• **EXERCISE REQUIREMENTS**:
Scan the listing below. Report each line that includes "Windows".

• **PROVIDED RECORDS**:
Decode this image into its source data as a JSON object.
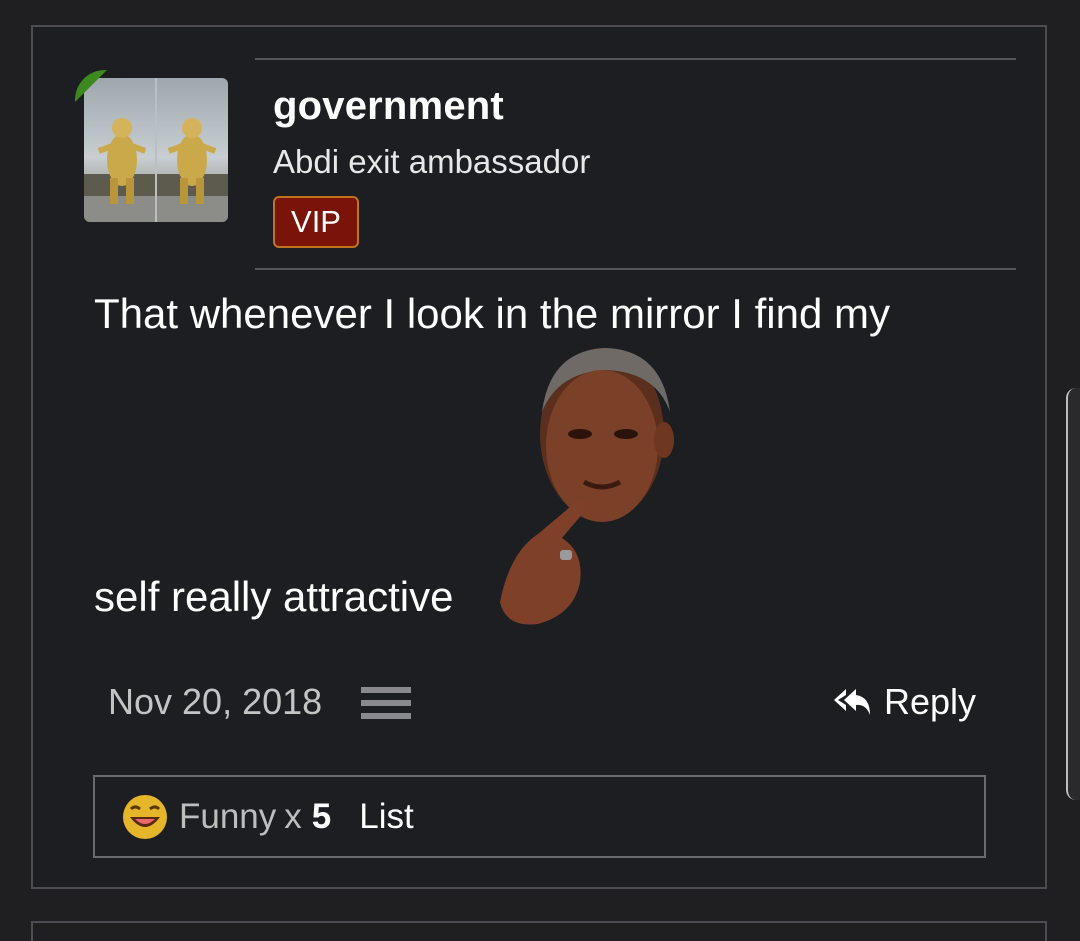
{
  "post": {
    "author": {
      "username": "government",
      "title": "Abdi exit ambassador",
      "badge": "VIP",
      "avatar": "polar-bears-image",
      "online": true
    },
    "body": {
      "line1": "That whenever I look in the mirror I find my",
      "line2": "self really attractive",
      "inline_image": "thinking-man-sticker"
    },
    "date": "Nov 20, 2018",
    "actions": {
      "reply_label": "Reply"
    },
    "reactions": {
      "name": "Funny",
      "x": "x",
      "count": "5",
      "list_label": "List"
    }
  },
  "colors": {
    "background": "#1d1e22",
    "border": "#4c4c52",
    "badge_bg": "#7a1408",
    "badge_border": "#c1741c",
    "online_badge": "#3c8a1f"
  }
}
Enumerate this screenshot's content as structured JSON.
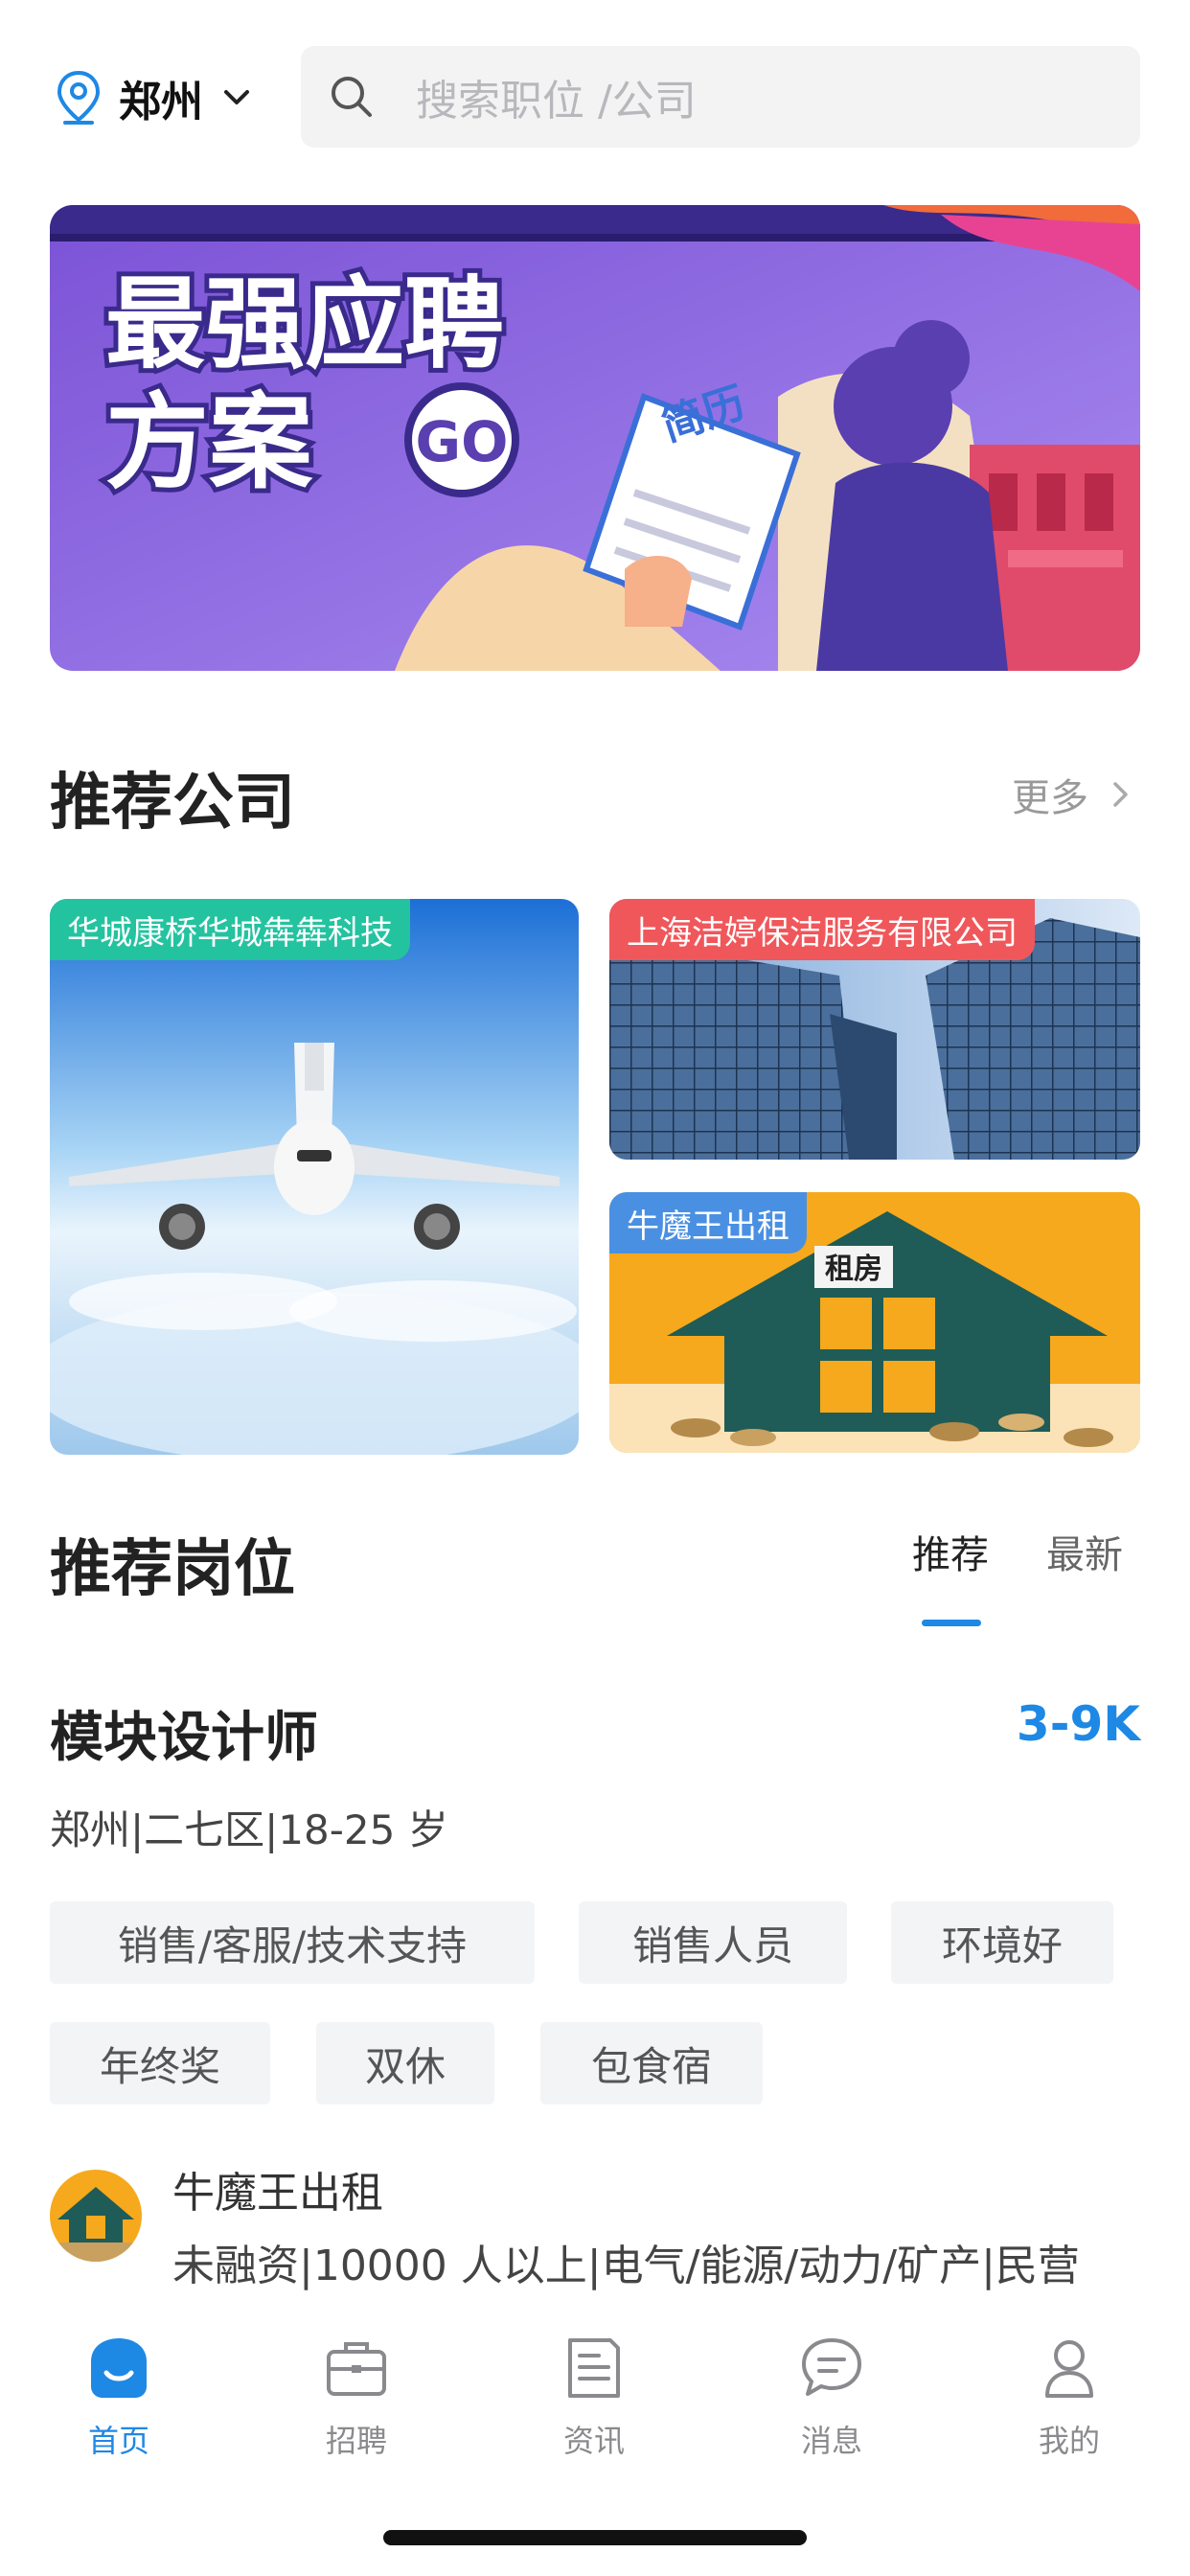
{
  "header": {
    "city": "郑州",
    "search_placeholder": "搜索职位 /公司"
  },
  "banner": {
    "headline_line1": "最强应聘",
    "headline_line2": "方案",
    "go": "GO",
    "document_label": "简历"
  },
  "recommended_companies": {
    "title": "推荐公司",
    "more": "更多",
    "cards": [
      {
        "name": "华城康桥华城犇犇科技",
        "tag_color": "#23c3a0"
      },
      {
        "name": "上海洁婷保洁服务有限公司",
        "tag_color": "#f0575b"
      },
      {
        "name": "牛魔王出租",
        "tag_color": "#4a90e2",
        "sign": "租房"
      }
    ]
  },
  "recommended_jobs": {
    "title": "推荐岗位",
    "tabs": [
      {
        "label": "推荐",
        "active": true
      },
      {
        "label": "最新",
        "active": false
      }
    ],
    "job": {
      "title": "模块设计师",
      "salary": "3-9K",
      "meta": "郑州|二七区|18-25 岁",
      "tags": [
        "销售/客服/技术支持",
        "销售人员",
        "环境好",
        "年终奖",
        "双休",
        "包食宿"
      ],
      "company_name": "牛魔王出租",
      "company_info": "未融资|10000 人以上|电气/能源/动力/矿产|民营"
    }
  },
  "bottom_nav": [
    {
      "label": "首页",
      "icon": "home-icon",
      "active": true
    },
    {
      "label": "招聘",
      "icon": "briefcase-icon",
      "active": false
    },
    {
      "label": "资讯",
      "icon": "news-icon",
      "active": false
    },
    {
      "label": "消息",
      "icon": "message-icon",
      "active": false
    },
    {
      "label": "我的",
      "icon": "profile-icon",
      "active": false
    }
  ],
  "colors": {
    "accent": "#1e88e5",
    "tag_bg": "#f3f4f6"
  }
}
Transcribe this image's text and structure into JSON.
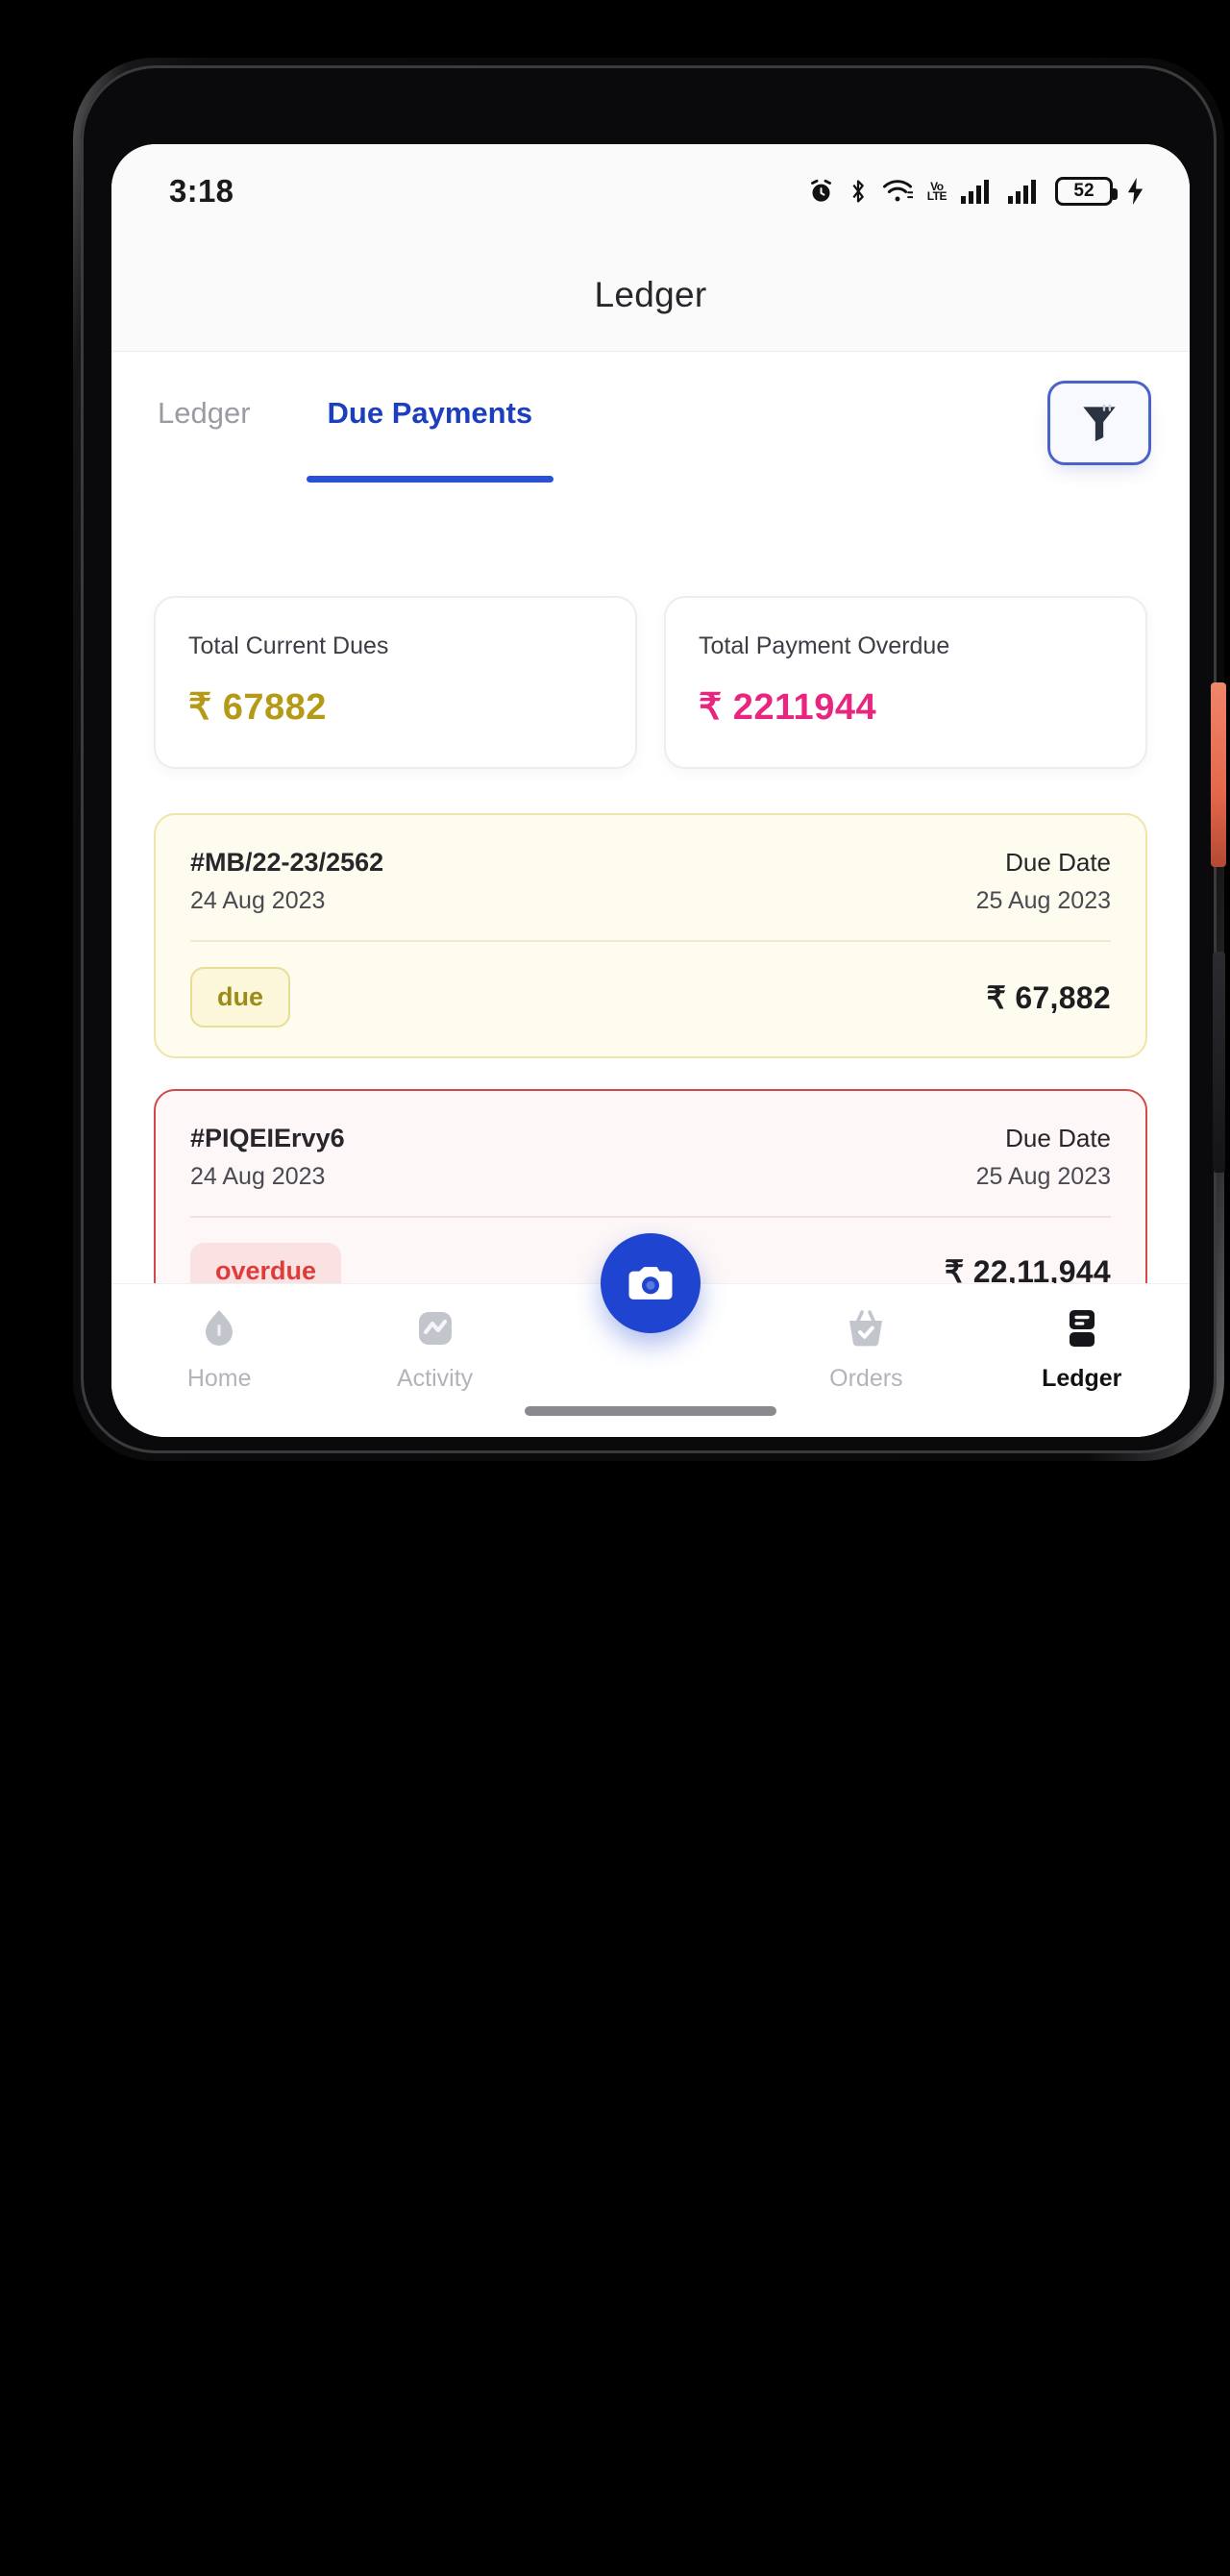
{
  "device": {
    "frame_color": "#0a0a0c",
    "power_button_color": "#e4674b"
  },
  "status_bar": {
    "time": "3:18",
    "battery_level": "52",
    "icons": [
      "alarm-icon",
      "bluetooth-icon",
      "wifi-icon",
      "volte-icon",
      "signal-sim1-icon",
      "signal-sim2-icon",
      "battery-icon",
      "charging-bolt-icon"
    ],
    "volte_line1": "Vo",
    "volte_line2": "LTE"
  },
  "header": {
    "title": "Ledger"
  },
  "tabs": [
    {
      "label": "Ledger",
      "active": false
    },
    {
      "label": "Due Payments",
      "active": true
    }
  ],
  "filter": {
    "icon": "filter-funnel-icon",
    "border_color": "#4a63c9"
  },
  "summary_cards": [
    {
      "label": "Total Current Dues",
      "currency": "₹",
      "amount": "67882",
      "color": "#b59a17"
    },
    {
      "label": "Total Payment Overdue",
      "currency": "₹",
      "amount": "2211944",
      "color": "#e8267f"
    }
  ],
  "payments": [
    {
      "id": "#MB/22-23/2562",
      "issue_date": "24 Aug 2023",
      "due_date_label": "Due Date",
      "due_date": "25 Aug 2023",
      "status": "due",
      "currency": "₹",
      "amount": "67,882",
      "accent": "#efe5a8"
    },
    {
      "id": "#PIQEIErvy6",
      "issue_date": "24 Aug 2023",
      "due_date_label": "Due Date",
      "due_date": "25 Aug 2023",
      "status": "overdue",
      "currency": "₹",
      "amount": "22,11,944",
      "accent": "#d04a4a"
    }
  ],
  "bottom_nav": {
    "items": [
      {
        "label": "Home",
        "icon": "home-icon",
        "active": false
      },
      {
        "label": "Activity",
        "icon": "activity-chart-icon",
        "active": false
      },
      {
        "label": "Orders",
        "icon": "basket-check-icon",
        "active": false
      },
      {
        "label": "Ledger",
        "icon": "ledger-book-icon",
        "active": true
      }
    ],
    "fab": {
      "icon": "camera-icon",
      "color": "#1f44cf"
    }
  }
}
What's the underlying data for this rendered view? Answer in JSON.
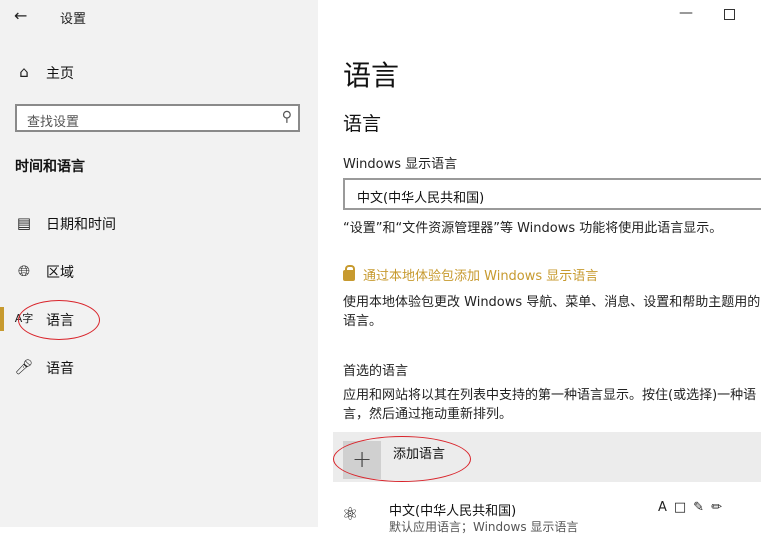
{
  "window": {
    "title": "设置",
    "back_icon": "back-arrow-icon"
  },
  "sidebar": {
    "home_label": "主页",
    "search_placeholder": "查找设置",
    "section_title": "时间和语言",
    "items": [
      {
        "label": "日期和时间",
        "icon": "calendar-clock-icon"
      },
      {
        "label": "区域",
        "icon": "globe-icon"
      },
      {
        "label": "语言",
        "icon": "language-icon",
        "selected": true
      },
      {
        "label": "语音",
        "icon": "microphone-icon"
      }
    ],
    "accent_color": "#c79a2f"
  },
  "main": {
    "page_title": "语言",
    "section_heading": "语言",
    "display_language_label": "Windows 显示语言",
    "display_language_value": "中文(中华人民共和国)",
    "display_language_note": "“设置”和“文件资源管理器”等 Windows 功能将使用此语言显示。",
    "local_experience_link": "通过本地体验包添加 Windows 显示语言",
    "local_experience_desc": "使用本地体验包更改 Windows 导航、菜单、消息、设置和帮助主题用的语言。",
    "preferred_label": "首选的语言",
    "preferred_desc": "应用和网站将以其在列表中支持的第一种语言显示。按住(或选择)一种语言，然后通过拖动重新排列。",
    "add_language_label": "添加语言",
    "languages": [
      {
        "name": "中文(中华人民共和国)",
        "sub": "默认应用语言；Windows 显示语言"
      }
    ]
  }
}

• **RESULT**:
    "display_language_label": "Windows 显示语言",
    "display_language_note": "“设置”和“文件资源管理器”等 Windows 功能将使用此语言显示。",
    "local_experience_link": "通过本地体验包添加 Windows 显示语言",
    "local_experience_desc": "使用本地体验包更改 Windows 导航、菜单、消息、设置和帮助主题用的语言。",
        "sub": "默认应用语言；Windows 显示语言"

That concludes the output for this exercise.